* **TRY IT**: If a line of the records contains the word "JSON", list it.

::: EXERCISE MATERIALS

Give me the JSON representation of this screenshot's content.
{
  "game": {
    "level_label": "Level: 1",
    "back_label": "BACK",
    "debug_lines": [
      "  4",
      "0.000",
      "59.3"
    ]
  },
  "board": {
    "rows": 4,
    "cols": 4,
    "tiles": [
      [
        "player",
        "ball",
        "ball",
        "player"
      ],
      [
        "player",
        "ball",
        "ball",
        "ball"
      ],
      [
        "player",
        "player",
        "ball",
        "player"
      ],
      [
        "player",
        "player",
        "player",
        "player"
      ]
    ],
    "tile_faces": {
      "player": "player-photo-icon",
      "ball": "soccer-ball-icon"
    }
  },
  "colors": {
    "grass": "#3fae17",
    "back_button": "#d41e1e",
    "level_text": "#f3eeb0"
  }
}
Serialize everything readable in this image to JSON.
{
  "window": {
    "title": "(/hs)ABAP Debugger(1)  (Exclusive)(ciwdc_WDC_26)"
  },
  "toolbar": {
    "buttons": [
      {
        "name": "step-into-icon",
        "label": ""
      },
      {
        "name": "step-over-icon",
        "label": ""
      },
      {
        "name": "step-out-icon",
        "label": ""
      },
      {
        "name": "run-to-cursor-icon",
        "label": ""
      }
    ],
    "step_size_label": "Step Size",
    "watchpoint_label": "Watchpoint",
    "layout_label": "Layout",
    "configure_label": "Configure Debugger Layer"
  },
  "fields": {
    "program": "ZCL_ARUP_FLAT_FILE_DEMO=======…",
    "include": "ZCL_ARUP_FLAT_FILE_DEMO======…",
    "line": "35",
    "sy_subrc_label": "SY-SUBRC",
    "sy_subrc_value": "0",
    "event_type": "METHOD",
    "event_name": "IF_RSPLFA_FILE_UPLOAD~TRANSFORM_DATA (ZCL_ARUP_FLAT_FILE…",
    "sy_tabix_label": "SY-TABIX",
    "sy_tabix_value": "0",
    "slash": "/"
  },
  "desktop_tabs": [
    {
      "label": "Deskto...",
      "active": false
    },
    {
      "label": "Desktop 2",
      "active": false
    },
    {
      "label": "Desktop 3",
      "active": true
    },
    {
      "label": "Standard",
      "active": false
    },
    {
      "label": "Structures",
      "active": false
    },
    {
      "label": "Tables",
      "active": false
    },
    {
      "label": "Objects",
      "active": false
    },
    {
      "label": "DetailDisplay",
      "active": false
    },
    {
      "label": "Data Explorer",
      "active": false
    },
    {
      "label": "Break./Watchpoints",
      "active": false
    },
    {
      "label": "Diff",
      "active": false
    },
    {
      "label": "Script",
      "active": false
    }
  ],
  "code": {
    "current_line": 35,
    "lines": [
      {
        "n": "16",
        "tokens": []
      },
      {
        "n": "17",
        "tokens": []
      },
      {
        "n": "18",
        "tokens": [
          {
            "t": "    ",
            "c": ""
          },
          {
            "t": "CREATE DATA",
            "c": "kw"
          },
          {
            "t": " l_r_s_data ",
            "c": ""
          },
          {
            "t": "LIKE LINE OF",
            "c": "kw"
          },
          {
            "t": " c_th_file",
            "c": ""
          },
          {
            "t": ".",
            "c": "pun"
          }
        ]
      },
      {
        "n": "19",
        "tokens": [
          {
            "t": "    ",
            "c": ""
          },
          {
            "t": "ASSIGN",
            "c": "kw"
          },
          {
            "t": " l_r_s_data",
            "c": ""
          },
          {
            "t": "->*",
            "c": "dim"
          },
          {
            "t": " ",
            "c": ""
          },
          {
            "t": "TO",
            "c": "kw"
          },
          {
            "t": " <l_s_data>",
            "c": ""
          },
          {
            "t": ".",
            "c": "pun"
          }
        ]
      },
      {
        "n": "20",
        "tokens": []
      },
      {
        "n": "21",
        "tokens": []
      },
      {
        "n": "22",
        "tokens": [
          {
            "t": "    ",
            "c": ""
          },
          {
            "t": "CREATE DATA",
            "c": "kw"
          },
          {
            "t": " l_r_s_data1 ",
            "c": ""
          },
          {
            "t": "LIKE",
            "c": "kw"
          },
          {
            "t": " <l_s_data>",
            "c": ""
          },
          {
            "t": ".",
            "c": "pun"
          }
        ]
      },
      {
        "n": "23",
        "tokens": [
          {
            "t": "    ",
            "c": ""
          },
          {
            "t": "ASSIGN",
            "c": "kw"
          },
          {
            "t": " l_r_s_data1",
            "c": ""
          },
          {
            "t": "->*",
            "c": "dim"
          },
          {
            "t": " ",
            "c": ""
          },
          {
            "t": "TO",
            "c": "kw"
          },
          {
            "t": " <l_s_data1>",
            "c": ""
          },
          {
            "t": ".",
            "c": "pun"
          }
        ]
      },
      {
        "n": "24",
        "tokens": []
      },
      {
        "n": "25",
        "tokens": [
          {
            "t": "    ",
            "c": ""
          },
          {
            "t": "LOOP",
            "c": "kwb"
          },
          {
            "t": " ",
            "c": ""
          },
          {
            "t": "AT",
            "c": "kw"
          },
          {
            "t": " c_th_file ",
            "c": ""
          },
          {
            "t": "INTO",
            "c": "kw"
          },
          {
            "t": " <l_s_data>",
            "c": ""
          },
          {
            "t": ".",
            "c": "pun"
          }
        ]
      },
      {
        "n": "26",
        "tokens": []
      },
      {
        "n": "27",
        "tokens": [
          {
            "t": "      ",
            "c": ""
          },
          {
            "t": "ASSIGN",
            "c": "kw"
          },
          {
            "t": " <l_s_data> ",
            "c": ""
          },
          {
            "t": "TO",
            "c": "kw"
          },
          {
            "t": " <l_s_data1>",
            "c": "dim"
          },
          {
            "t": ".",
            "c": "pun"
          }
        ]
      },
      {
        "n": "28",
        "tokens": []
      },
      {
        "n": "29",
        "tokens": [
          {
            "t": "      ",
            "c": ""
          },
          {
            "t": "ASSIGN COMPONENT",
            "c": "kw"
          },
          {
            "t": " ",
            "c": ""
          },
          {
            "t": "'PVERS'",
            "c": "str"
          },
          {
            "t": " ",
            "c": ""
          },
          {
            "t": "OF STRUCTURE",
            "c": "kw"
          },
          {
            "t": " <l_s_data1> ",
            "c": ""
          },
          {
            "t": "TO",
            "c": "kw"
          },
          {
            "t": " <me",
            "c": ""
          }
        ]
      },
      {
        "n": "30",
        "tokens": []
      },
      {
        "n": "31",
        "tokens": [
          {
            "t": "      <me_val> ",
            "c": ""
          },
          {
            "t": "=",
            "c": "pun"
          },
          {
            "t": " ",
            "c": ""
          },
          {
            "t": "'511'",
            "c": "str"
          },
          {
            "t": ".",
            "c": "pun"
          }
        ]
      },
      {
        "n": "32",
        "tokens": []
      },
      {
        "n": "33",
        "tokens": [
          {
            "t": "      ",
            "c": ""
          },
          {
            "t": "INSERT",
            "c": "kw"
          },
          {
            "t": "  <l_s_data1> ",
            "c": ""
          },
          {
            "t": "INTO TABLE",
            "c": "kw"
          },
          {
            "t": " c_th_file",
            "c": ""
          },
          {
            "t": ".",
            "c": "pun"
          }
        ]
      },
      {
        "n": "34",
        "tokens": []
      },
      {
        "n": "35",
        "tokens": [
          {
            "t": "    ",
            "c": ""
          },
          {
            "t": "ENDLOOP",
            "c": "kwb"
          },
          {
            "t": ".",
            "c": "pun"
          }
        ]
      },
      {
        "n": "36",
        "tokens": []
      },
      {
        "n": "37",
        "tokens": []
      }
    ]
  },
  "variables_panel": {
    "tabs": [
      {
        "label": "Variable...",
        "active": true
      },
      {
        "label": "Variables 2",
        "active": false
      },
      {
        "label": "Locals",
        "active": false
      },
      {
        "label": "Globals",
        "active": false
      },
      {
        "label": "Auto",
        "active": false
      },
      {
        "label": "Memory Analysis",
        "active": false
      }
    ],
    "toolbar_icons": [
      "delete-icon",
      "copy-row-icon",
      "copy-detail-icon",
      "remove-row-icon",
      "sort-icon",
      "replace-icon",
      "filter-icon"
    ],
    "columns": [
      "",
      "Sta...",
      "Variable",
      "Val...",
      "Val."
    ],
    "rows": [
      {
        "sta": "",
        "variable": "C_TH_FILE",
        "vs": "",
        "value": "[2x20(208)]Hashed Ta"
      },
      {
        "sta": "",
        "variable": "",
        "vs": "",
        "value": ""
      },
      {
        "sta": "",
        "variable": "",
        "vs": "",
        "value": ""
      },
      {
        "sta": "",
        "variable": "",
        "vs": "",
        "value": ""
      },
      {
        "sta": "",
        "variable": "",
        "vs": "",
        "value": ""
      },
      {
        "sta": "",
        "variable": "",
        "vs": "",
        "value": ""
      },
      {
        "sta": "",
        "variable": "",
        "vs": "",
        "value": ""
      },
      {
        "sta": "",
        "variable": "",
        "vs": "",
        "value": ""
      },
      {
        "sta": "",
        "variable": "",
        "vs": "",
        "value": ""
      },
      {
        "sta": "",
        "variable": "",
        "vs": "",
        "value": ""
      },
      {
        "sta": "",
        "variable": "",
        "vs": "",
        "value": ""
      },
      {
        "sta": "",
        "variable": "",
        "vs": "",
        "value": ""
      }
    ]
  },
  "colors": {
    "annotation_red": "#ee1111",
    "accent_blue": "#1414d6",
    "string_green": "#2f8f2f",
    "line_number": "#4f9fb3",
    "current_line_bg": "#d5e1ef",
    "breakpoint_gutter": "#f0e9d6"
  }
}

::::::

* **EXPECTED ANSWER**:
Give me the JSON representation of this screenshot's content.
Serialize everything readable in this image to JSON.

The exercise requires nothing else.